** Opening Data provided block **

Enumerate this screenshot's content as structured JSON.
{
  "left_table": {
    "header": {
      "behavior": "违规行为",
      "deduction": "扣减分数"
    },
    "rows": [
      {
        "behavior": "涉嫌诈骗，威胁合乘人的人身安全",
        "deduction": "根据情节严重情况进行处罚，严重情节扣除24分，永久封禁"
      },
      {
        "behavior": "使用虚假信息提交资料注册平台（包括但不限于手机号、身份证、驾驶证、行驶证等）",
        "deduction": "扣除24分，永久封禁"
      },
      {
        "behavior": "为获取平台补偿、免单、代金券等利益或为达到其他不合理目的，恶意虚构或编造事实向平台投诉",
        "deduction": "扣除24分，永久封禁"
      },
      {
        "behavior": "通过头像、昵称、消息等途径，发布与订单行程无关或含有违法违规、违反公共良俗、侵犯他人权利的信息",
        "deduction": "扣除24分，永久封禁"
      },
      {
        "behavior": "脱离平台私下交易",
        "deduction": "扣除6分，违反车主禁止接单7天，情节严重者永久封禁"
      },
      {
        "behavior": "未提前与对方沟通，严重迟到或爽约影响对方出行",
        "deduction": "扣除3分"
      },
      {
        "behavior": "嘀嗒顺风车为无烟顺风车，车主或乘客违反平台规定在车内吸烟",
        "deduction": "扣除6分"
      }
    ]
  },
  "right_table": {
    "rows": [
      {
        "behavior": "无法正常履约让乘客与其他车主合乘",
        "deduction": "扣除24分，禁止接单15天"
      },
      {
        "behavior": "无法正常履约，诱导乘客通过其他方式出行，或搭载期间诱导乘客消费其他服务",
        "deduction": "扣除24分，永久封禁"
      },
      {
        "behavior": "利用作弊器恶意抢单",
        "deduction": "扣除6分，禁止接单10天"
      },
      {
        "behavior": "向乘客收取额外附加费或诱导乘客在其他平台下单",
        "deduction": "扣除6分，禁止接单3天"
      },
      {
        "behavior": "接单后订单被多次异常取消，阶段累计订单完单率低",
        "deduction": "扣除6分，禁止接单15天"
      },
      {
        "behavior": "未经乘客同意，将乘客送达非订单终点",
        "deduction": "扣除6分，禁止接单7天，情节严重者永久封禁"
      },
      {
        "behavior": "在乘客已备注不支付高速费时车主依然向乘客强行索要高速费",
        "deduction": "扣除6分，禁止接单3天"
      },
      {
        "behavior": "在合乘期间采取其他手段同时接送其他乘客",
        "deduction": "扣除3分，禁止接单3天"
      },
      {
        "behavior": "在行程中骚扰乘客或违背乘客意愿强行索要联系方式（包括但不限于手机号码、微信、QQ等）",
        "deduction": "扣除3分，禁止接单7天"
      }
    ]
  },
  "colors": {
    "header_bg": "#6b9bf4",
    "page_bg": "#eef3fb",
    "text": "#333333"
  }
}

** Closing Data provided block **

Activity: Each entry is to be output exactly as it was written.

Reply to the task:
Enumerate this screenshot's content as structured JSON.
{
  "left_table": {
    "header": {
      "behavior": "违规行为",
      "deduction": "扣减分数"
    },
    "rows": [
      {
        "behavior": "涉嫌诈骗，威胁合乘人的人身安全",
        "deduction": "根据情节严重情况进行处罚，严重情节扣除24分，永久封禁"
      },
      {
        "behavior": "使用虚假信息提交资料注册平台（包括但不限于手机号、身份证、驾驶证、行驶证等）",
        "deduction": "扣除24分，永久封禁"
      },
      {
        "behavior": "为获取平台补偿、免单、代金券等利益或为达到其他不合理目的，恶意虚构或编造事实向平台投诉",
        "deduction": "扣除24分，永久封禁"
      },
      {
        "behavior": "通过头像、昵称、消息等途径，发布与订单行程无关或含有违法违规、违反公共良俗、侵犯他人权利的信息",
        "deduction": "扣除24分，永久封禁"
      },
      {
        "behavior": "脱离平台私下交易",
        "deduction": "扣除6分，违反车主禁止接单7天，情节严重者永久封禁"
      },
      {
        "behavior": "未提前与对方沟通，严重迟到或爽约影响对方出行",
        "deduction": "扣除3分"
      },
      {
        "behavior": "嘀嗒顺风车为无烟顺风车，车主或乘客违反平台规定在车内吸烟",
        "deduction": "扣除6分"
      }
    ]
  },
  "right_table": {
    "rows": [
      {
        "behavior": "无法正常履约让乘客与其他车主合乘",
        "deduction": "扣除24分，禁止接单15天"
      },
      {
        "behavior": "无法正常履约，诱导乘客通过其他方式出行，或搭载期间诱导乘客消费其他服务",
        "deduction": "扣除24分，永久封禁"
      },
      {
        "behavior": "利用作弊器恶意抢单",
        "deduction": "扣除6分，禁止接单10天"
      },
      {
        "behavior": "向乘客收取额外附加费或诱导乘客在其他平台下单",
        "deduction": "扣除6分，禁止接单3天"
      },
      {
        "behavior": "接单后订单被多次异常取消，阶段累计订单完单率低",
        "deduction": "扣除6分，禁止接单15天"
      },
      {
        "behavior": "未经乘客同意，将乘客送达非订单终点",
        "deduction": "扣除6分，禁止接单7天，情节严重者永久封禁"
      },
      {
        "behavior": "在乘客已备注不支付高速费时车主依然向乘客强行索要高速费",
        "deduction": "扣除6分，禁止接单3天"
      },
      {
        "behavior": "在合乘期间采取其他手段同时接送其他乘客",
        "deduction": "扣除3分，禁止接单3天"
      },
      {
        "behavior": "在行程中骚扰乘客或违背乘客意愿强行索要联系方式（包括但不限于手机号码、微信、QQ等）",
        "deduction": "扣除3分，禁止接单7天"
      }
    ]
  },
  "colors": {
    "header_bg": "#6b9bf4",
    "page_bg": "#eef3fb",
    "text": "#333333"
  }
}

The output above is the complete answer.